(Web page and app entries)
══════════
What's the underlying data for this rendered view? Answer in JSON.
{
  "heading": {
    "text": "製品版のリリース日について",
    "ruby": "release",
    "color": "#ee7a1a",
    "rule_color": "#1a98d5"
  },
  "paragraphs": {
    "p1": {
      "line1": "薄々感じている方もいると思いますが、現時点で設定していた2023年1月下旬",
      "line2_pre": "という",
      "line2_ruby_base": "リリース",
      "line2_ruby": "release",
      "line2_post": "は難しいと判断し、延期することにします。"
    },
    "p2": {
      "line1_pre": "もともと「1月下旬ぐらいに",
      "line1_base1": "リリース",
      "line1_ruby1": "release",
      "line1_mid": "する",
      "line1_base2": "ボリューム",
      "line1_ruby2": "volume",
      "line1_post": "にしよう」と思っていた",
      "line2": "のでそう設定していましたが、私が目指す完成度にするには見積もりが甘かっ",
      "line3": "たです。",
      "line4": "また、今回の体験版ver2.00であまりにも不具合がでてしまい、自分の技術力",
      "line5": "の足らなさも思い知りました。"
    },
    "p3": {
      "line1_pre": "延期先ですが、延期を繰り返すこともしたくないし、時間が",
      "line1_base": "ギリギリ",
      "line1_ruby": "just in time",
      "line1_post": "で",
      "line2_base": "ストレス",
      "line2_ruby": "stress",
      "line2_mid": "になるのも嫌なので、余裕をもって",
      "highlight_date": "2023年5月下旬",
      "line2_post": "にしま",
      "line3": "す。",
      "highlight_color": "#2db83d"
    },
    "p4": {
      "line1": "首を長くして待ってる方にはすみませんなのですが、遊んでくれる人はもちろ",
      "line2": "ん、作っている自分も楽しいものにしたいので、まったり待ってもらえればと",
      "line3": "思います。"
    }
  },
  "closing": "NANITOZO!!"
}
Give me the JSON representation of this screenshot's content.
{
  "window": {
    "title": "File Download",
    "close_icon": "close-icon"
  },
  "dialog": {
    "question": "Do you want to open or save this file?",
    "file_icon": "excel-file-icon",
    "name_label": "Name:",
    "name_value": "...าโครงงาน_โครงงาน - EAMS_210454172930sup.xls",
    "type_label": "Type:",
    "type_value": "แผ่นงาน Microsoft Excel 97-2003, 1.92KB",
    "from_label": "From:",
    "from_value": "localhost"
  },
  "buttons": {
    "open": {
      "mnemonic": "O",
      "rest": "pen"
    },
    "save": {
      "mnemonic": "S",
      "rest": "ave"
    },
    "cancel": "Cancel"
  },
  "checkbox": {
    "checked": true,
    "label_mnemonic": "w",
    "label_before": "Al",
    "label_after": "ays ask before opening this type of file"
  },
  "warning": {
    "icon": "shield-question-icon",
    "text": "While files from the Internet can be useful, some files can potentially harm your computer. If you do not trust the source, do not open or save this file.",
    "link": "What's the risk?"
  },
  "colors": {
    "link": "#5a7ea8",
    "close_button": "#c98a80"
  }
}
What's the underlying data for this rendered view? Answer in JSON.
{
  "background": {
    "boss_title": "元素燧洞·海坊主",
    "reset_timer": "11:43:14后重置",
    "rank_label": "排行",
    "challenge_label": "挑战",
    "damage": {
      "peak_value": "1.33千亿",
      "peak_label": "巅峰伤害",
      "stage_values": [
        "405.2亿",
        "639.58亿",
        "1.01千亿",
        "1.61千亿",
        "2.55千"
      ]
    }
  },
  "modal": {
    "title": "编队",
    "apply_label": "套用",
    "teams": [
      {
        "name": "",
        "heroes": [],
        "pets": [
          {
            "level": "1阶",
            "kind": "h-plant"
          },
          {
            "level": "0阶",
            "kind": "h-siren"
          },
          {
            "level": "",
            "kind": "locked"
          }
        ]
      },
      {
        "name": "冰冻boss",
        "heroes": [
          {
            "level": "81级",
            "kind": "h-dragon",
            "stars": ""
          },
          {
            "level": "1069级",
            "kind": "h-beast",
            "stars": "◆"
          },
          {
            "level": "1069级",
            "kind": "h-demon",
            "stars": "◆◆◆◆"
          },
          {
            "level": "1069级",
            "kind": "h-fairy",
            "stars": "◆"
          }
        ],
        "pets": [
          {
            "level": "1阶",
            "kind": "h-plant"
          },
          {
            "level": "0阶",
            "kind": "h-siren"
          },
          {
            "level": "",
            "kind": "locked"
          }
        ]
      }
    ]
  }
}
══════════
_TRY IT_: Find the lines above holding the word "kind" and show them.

_RESPONSE BELOW_:
            "kind": "h-plant"
            "kind": "h-siren"
            "kind": "locked"
            "kind": "h-dragon",
            "kind": "h-beast",
            "kind": "h-demon",
            "kind": "h-fairy",
            "kind": "h-plant"
            "kind": "h-siren"
            "kind": "locked"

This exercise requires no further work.